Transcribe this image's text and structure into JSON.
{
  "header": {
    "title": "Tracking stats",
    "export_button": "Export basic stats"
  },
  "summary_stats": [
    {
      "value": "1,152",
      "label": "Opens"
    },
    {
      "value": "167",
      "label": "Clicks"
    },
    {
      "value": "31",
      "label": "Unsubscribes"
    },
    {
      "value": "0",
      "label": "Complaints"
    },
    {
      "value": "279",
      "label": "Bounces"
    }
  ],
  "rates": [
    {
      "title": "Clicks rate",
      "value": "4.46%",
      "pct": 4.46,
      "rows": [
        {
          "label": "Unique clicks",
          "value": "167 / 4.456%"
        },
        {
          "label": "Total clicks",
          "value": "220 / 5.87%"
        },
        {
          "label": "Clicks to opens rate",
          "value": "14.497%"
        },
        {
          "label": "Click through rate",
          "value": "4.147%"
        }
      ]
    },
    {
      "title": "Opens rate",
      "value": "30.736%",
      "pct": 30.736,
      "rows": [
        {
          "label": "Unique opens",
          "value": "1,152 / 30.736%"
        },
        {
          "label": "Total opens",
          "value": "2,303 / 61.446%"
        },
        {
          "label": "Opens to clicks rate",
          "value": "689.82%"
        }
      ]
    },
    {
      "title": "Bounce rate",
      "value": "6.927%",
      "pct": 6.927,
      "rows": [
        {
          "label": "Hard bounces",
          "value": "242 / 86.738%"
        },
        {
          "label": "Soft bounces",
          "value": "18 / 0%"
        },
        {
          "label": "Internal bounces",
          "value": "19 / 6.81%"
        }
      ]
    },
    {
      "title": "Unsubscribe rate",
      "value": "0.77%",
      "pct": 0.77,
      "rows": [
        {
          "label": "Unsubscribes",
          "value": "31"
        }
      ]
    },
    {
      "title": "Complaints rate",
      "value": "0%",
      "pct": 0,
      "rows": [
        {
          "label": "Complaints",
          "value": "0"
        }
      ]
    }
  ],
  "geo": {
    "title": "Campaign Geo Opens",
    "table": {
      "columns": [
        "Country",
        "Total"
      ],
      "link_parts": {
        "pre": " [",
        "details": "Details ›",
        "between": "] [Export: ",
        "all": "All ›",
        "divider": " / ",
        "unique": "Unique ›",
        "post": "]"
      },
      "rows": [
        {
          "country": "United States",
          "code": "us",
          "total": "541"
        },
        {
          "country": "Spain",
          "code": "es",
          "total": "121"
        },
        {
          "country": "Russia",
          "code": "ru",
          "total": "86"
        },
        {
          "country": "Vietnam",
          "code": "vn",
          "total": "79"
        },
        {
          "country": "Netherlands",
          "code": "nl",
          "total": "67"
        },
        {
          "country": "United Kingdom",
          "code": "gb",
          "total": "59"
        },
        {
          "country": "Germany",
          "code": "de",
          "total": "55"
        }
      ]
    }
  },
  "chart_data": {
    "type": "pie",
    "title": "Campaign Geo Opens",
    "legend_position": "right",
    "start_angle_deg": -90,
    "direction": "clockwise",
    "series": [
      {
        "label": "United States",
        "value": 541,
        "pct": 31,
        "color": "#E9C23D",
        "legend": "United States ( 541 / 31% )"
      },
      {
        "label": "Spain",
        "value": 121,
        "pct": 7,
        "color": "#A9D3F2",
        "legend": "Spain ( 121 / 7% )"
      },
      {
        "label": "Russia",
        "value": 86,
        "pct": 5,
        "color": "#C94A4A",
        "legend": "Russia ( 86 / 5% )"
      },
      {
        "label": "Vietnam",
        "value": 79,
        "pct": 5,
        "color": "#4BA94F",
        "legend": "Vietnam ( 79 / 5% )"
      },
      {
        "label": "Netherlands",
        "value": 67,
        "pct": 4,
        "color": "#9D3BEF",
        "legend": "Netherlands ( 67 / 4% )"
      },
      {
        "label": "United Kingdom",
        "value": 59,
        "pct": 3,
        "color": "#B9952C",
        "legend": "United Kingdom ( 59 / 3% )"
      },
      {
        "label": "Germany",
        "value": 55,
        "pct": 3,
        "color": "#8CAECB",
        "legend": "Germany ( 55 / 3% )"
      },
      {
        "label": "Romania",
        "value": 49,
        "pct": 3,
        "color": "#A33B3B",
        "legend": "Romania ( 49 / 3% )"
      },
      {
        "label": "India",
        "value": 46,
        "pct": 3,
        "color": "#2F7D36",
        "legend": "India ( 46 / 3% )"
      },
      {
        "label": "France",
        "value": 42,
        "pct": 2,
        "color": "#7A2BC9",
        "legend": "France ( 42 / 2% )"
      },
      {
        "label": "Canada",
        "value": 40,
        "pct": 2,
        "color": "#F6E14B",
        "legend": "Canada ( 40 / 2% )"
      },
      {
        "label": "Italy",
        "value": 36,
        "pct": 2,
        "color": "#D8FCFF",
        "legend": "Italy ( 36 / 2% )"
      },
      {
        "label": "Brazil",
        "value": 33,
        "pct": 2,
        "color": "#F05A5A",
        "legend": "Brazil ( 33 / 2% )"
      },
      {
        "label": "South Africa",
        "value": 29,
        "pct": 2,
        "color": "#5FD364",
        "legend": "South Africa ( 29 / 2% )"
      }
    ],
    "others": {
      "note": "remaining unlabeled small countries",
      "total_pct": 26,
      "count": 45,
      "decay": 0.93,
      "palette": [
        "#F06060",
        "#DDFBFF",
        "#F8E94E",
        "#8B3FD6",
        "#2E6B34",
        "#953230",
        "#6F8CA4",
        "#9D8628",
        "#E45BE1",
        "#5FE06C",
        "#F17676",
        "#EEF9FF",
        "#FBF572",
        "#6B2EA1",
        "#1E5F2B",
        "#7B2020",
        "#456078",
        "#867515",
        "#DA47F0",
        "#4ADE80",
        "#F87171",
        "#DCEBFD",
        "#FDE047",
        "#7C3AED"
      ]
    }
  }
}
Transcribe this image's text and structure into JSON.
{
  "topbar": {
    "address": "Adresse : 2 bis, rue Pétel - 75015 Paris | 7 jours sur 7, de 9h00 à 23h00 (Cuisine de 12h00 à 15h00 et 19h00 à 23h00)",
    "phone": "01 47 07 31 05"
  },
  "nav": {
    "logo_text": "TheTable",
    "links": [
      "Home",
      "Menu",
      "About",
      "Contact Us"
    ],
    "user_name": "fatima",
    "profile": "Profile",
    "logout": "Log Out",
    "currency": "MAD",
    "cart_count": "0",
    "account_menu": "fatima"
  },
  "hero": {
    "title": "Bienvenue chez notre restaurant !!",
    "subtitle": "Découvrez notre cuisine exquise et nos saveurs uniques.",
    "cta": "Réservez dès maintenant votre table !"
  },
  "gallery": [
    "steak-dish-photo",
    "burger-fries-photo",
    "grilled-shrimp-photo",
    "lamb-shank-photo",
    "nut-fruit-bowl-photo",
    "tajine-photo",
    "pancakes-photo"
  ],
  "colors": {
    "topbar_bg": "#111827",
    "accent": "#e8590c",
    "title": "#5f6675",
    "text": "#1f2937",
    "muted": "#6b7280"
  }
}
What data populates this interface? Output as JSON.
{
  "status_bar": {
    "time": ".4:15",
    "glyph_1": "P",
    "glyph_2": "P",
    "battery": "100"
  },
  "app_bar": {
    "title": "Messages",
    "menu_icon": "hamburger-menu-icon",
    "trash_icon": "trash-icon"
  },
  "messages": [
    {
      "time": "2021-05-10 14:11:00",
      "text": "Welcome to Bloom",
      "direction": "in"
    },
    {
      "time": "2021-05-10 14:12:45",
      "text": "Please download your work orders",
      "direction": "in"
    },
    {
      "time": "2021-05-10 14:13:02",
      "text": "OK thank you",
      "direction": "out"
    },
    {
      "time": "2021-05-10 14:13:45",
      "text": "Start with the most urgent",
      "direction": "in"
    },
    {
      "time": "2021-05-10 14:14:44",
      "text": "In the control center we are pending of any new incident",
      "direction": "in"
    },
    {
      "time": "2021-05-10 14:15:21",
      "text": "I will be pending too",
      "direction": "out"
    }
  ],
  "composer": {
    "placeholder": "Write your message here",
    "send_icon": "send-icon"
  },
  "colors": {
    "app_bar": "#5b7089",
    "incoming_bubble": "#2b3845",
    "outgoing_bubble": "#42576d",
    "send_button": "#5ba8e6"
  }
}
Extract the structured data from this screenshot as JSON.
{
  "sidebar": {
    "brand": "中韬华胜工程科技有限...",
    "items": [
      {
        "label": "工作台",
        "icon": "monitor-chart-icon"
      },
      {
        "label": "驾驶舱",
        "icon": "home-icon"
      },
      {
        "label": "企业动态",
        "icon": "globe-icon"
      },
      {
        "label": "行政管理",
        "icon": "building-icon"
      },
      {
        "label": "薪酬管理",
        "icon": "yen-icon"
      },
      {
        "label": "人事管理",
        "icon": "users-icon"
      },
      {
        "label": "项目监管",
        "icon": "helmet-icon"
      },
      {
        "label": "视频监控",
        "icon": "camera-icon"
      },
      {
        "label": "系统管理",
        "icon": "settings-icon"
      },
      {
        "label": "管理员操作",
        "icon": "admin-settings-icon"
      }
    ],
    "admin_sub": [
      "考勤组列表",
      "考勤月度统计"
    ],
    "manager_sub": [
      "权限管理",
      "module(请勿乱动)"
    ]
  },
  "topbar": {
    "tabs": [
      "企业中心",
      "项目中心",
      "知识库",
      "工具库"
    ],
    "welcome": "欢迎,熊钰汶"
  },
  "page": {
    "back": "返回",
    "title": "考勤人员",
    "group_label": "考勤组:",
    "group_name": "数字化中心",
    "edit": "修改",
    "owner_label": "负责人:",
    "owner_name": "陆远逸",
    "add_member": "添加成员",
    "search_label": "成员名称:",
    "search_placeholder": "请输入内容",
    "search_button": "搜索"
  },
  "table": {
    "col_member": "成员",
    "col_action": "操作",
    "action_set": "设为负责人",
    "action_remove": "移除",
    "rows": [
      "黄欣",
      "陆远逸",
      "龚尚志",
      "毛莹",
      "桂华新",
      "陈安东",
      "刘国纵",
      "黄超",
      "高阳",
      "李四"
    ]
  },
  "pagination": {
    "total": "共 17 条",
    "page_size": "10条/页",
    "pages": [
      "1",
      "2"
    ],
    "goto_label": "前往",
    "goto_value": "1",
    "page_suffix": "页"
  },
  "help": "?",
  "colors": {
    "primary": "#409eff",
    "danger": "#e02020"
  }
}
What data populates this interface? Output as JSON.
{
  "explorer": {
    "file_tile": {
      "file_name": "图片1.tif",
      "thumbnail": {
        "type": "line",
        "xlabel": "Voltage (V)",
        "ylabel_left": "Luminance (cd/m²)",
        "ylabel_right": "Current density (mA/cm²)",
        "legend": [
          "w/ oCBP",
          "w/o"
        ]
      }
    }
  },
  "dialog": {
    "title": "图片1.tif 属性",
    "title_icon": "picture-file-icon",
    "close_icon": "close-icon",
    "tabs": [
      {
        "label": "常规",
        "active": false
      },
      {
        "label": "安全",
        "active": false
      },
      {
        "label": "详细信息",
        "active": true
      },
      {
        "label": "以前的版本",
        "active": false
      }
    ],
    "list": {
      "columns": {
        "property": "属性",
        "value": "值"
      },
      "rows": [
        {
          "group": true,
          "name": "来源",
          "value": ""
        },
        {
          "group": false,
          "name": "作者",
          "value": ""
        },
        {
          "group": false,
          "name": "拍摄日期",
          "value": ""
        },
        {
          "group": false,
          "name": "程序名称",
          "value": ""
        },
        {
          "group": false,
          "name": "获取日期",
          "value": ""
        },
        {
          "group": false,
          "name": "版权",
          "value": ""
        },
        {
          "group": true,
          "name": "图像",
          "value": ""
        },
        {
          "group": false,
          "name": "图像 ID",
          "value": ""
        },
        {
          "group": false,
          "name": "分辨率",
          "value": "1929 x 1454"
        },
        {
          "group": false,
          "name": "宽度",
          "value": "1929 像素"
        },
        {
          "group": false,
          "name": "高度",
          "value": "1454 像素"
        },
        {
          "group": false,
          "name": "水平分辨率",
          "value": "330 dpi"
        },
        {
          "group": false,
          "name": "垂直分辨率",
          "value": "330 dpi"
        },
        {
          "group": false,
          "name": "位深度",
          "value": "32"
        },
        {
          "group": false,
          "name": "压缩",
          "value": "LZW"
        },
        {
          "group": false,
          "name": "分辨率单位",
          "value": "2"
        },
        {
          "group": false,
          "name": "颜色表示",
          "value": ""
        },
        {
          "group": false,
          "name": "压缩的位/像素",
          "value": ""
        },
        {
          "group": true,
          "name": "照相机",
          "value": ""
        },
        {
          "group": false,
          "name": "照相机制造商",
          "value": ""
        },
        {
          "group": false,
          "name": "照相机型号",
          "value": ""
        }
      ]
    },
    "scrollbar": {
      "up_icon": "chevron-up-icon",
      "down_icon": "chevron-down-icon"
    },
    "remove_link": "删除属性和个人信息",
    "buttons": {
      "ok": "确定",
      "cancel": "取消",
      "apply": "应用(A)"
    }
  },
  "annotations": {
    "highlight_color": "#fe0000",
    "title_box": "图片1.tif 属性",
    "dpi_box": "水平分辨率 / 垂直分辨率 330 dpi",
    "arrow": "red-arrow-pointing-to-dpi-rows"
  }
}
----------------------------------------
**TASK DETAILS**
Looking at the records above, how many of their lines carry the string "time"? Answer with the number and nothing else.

**YOUR RESPONSE**
7